BEGIN Records for processing

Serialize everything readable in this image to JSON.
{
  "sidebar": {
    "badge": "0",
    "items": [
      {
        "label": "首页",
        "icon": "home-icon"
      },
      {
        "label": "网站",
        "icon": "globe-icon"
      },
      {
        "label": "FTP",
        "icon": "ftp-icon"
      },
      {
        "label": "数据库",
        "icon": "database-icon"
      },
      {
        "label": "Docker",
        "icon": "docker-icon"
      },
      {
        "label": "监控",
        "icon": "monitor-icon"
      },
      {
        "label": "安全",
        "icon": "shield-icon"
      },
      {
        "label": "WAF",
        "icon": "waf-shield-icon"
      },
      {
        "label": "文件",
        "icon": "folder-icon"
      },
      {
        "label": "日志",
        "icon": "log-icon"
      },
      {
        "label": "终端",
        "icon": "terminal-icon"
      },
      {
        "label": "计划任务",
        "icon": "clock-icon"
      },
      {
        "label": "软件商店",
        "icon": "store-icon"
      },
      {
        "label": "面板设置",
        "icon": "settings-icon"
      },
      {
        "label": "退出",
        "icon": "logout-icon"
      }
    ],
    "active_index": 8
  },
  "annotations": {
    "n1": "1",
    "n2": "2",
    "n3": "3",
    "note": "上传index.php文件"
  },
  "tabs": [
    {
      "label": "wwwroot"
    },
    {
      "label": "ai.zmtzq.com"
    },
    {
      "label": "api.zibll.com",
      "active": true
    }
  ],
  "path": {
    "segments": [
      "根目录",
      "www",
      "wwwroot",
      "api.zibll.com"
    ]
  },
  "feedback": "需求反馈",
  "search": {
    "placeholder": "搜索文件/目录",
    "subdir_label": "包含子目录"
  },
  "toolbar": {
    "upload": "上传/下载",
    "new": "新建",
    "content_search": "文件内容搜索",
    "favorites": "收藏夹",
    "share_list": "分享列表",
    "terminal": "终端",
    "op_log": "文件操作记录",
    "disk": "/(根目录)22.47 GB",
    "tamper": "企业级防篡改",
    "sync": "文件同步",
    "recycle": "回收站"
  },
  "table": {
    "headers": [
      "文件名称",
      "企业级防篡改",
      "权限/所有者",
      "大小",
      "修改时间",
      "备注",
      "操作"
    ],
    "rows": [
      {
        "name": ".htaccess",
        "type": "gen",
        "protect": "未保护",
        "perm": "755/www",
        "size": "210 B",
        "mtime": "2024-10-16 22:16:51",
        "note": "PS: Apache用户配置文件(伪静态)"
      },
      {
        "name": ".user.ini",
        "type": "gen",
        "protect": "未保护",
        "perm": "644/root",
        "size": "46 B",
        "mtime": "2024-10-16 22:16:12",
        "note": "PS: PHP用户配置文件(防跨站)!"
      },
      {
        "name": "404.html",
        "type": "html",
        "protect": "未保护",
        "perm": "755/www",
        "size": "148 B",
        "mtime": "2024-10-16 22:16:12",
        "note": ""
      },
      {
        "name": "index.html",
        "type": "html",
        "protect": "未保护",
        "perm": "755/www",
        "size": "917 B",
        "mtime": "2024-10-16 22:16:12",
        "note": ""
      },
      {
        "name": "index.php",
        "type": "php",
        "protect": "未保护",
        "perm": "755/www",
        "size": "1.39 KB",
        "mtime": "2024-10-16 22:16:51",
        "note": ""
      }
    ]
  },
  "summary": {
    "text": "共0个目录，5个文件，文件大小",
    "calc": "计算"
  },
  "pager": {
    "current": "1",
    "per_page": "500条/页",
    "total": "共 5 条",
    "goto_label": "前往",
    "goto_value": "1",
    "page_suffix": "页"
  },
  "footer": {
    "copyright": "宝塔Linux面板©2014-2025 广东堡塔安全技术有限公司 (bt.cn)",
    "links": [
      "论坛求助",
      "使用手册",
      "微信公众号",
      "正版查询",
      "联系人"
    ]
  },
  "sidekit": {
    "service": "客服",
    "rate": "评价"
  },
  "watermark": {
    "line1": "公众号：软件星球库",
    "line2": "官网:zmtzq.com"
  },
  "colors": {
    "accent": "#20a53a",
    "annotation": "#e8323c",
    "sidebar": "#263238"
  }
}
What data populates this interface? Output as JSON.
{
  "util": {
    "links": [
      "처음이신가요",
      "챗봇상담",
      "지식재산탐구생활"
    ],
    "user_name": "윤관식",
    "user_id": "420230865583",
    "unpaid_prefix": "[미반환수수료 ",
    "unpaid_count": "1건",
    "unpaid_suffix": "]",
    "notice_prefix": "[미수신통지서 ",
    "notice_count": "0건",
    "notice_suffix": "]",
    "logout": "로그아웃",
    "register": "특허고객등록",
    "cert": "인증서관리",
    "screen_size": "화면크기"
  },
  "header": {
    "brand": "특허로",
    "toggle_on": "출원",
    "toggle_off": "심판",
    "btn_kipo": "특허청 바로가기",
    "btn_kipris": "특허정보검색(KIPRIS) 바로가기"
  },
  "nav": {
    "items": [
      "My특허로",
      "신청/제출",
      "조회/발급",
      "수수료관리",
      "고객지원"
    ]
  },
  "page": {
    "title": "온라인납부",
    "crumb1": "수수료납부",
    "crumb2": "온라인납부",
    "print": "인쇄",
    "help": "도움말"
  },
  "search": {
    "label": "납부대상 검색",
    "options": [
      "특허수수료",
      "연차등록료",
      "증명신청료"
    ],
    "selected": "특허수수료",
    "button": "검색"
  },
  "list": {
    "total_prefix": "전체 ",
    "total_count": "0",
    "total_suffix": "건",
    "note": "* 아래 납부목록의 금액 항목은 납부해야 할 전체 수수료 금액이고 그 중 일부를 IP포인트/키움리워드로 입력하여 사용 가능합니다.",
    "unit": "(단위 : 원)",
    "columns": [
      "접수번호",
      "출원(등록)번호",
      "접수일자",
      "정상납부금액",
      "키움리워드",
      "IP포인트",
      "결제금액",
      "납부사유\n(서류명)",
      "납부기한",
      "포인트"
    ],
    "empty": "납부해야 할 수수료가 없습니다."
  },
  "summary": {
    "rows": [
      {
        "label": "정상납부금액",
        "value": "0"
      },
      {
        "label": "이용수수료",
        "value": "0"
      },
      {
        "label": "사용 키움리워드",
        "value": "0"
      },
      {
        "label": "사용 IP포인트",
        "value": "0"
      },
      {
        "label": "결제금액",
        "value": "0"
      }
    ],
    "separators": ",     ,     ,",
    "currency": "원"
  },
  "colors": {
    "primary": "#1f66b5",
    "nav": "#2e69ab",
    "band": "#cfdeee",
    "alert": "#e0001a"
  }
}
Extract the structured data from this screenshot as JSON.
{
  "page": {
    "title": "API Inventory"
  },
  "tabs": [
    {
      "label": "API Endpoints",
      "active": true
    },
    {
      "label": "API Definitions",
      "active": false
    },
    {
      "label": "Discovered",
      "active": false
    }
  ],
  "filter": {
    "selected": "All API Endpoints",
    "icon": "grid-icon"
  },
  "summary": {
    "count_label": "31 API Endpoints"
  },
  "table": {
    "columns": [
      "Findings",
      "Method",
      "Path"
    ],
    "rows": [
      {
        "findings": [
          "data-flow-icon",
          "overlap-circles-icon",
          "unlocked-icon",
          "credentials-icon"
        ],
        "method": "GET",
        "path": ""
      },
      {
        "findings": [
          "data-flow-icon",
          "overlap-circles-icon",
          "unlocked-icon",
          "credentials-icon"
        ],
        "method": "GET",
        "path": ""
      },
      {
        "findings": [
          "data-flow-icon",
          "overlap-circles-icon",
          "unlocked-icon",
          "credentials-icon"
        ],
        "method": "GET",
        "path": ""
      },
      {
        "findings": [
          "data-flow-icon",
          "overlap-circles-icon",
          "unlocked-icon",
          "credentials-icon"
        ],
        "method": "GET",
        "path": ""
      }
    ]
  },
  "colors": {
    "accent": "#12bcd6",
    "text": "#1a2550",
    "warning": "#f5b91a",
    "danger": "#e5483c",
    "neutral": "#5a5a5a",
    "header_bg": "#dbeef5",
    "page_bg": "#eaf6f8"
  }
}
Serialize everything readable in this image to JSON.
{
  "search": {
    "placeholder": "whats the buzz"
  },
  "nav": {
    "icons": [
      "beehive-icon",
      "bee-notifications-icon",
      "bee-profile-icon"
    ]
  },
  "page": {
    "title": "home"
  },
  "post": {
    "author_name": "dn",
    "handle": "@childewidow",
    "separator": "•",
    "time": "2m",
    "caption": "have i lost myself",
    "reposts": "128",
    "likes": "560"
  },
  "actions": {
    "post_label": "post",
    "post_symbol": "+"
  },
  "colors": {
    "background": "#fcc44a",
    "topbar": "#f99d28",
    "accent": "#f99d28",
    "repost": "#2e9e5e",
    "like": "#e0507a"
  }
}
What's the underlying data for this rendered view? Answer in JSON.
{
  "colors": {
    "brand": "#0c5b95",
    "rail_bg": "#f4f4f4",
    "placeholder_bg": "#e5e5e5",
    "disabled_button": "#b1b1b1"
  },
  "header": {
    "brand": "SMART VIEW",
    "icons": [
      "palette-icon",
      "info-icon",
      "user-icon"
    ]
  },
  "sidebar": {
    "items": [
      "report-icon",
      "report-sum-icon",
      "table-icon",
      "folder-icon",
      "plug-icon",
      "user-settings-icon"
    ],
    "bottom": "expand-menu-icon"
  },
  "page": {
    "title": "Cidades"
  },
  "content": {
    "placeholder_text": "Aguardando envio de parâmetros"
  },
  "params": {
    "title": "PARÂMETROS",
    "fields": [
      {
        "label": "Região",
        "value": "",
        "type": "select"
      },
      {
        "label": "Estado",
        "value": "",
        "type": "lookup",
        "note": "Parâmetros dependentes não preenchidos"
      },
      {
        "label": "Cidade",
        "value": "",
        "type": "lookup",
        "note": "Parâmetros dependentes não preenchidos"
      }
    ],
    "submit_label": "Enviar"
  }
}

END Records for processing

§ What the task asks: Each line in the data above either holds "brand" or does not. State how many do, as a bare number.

§ Exercise result: 3